I then worked on the three-year negotiation process by which the Secretary of the Interior in 2007 adopted new operating guidelines for Lake Powell and Lake Mead. One of the most significant aspects of these guidelines was the new ability of water agencies in the lower basin states — Arizona, California and Nevada — to store conserved and imported water in Lake Mead for later use in the lower basin. This new flexibility for the lower basin states to solve their own water supply problems creates greater certainty for Colorado and the upper basin.
Working through these issues required a lot of face time, developing relationships and building trust. It also required some hard negotiations. Fortunately, the relationships among the leadership in the basin and with the federal government are such that we were able to achieve significant progress.

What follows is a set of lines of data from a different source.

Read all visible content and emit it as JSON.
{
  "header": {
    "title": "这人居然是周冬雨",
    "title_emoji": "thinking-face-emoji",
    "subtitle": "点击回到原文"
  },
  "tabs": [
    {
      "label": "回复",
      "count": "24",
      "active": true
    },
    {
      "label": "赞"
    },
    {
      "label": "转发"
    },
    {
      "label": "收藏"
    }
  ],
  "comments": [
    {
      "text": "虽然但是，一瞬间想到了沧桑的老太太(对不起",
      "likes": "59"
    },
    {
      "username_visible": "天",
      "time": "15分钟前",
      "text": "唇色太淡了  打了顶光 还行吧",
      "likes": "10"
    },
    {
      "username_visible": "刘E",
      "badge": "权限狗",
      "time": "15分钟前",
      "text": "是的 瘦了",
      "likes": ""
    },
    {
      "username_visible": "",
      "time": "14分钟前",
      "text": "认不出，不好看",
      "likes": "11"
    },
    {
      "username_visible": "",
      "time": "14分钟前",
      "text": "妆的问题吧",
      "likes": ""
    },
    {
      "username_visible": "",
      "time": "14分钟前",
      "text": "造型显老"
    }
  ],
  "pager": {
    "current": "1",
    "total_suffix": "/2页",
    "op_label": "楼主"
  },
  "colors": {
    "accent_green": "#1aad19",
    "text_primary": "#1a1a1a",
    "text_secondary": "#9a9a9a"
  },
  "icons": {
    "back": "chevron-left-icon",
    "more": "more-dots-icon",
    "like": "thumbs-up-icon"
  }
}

What’s something people might be surprised to know about your agency?
We are driven to be the best in everything we do, even when we’re having fun. Our water took second place in a national taste test. Our team placed first in the 2011 Dragon Boat Festival, and our runners consistently win team events at road races in the area.
What's one thing the federal government could do to help your agency?
It is critical that we are able to complete the implementation of our partnership with the West Slope through the implementation of the Colorado River Cooperative Agreement. The key to that will be the successful permitting of our Gross Reservoir enlargement project.
What’s the most significant project you’ve been involved with in your career?
I had the great fortune to be able to work with a wonderful group of people as executive director of the Colorado Department of Natural Resources. We negotiated the Platte River Recovery Agreement and the programmatic biological opinion for the Colorado River Recovery Program. We created the endangered species trust fund. We brought our use of the Arkansas River into compliance with the Supreme Court decree. We negotiated two historic agreements on the Colorado River. We protected large landscapes around the state through Great Outdoors Colorado. We passed a constitutional amendment that gave the State Land Board an enhanced long-term mission in its management of 3 million acres of state trust lands.
At Denver Water, I’m energized by that same sense of mission and purpose that I experienced at the Department of Natural Resources. We have hard work ahead, but exciting opportunities to sustain a vital service to a great metropolitan area.